I used to cook all the time—and then grad school and the whirlwind of my art career took over, and I rarely had time for a home-cooked meal. Being sheltered in place has gotten me back in the rhythm of cooking at home. I just bought a house with an amazing backyard, so I’ve been growing a lot of my own vegetables and eating from the many fruit trees on the property.

Q: You can’t be painting 24/7, right? How have you been passing your time outside of the studio? Are you binge-watching anything good?

So, the other great thing about my new house is that it has a pool, and in LA, it is hot even in the spring, which means I have been able to do a lot of swimming. I’m trying not to binge watch, but I will watch a bit of TV in the evening—“Watchmen,” “Westworld,” “Rupaul’s Drag Race”…lately I’ve been re-watching the Harry Potter movies…nothing too serious, there is enough of that in the news.

Q: What have you observed during your experience of this time that has been the most surprising or unexpected?

I was surprised how long it took me to find my routine while sheltering in place. Being a painter, I am used to spending my working days in isolation in the studio, so you’d think I’d be well-adjusted for this time, but instead I’ve found it just as challenging as anyone. I have been thinking of the barriers we now must place between ourselves and others, and the way human interaction is now mitigated by computer screens, by face masks, by sanitizer. I feel this strange disembodiment happening through all this necessary protection.
"I Think Yew've Made Yer Point Now," 2020
In my work, I am interested in moments of intimacy, and I often talk about the many forms intimacy can take, that there is intimacy in love and family and friendship, but also intimacy in sickness and violence and death. The pandemic has made me ever more aware of the need for intimacy.

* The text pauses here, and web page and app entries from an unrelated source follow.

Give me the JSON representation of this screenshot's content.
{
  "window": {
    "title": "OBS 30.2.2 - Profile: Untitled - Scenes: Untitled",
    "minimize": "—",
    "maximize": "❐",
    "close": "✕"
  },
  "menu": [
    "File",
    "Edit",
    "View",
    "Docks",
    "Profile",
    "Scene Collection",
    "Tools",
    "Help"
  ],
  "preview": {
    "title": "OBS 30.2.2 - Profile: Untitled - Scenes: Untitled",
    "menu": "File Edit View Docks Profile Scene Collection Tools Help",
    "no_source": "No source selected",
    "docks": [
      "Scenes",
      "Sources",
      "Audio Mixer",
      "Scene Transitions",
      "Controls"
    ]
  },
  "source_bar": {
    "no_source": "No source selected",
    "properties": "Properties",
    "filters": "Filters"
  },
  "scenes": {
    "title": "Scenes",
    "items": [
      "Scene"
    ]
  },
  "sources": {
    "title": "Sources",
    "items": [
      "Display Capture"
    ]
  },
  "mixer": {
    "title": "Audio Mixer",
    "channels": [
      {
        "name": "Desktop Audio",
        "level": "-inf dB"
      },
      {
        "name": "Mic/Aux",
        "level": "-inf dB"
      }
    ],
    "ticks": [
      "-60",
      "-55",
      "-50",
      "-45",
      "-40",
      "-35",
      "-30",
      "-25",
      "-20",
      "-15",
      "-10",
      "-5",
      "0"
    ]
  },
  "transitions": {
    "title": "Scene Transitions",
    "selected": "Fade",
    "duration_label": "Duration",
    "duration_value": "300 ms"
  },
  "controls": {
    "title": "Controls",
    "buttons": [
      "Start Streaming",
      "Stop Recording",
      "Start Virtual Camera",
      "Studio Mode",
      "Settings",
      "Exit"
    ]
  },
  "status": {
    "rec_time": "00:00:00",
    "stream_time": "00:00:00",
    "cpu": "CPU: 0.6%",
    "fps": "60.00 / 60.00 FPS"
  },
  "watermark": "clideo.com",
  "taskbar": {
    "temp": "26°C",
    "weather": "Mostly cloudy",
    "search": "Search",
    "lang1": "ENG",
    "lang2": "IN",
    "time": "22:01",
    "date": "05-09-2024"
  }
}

Interestingly, we have found ourselves sacrificing the embodied experience of physical human interaction in order to avoid the embodied experience of sickness and perhaps death—in other words, we must endure a lack of physical intimacy to protect ourselves from an intimacy we physically cannot bear.

Q: Can you draw me a doodle on a piece of toilet paper? (Or it can be on a piece of paper, if you prefer)

Christina Quarles' doodle

All images are copyright of Christina Quarles, Courtesy Regen Projects, Los Angeles.